US7044919Apr 2, 1999May 16, 2006Michael CattTest methods, devices and test kits
US7141212Nov 9, 1994Nov 28, 2006Inverness Medical Switzerland GmbhReading devices and assay devices for use therewith
US7632460Sep 30, 2005Dec 15, 2009Inverness Medical Switzerland GmbhTest kits and devices
US8979784Jan 30, 2012Mar 17, 2015Copan Italia S.P.A.Swab for collecting biological specimens
US9011358Jun 25, 2012Apr 21, 2015Copan Italia S.P.A.Swab for collecting biological specimens
US9173779 *May 21, 2013Nov 3, 2015Copan Italia S.P.A.Swab for collecting biological specimens
US20060083658 *Sep 30, 2005Apr 20, 2006Michael CattTest kits and devices
US20130072817 *Mar 21, 2013Copan Italia S.P.A.Swab for Collecting Biological Specimens
US20130338535 *May 21, 2013Dec 19, 2013Copan Italia S.P.A.Swab for collecting biological specimens
Classifications
U.S. Classification422/420, 436/65, 436/124, 436/125
International ClassificationG01N33/52, G01N33/76, G01N33/74, G01N33/84
Cooperative ClassificationG01N33/76, G01N33/84, G01N33/523, G01N33/74

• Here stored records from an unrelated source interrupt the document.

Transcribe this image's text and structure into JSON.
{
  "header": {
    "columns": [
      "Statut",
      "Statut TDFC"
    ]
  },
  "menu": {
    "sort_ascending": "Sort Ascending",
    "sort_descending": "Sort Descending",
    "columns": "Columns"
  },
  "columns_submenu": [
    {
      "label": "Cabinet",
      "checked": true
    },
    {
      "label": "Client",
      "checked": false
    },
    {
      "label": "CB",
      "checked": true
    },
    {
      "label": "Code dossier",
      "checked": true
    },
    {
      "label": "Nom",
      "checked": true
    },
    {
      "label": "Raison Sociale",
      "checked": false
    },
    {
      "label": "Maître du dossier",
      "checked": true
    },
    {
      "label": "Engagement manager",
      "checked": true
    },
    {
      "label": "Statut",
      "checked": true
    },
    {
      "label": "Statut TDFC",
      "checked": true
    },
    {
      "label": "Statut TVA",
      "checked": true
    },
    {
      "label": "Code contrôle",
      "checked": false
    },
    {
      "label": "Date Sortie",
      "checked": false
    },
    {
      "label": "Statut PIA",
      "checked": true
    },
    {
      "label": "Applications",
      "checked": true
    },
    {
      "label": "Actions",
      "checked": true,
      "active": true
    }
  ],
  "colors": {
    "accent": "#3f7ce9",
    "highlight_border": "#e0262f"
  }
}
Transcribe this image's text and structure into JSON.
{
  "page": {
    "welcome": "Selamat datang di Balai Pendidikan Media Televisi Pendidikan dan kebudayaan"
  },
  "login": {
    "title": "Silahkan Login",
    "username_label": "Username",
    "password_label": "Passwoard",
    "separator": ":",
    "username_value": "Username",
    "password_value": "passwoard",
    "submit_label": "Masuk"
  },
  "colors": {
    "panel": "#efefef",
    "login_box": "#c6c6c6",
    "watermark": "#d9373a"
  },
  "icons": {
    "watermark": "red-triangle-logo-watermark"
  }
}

European ClassificationG01N33/76, G01N33/52B2, G01N33/84, G01N33/74